**What to work on**. Reproduce each record exactly, but exclude every picture.

**Data provided**.
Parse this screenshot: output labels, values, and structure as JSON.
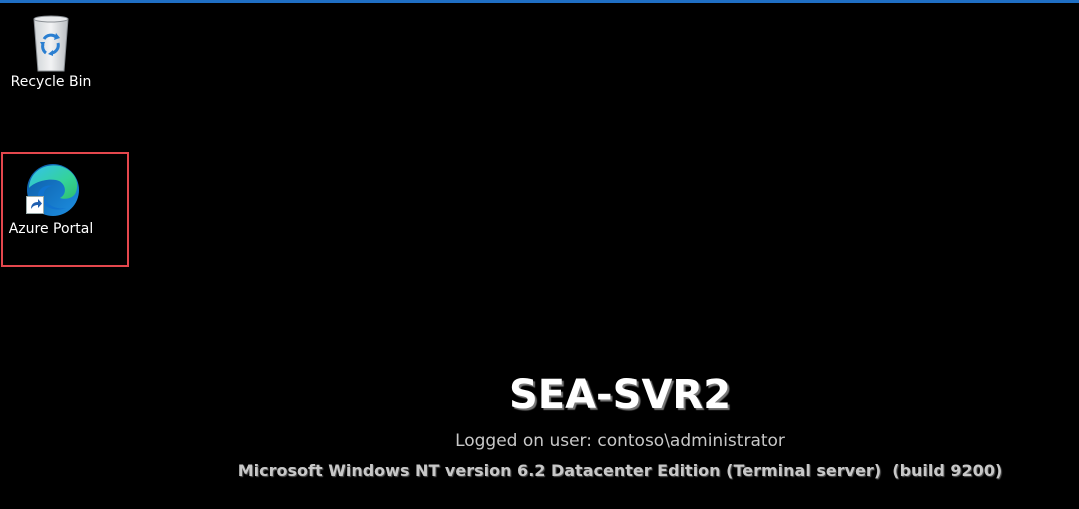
{
  "desktop": {
    "icons": [
      {
        "label": "Recycle Bin",
        "icon": "recycle-bin-icon"
      },
      {
        "label": "Azure Portal",
        "icon": "edge-browser-icon",
        "shortcut": true
      }
    ],
    "highlight_color": "#e4474d",
    "background_color": "#000000",
    "accent_color": "#1f6fc4"
  },
  "bginfo": {
    "host_name": "SEA-SVR2",
    "logged_user": "Logged on user: contoso\\administrator",
    "os_version": "Microsoft Windows NT version 6.2 Datacenter Edition (Terminal server)  (build 9200)"
  }
}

**Answer to this task**.
Parse this screenshot: output labels, values, and structure as JSON.
{
  "desktop": {
    "icons": [
      {
        "label": "Recycle Bin",
        "icon": "recycle-bin-icon"
      },
      {
        "label": "Azure Portal",
        "icon": "edge-browser-icon",
        "shortcut": true
      }
    ],
    "highlight_color": "#e4474d",
    "background_color": "#000000",
    "accent_color": "#1f6fc4"
  },
  "bginfo": {
    "host_name": "SEA-SVR2",
    "logged_user": "Logged on user: contoso\\administrator",
    "os_version": "Microsoft Windows NT version 6.2 Datacenter Edition (Terminal server)  (build 9200)"
  }
}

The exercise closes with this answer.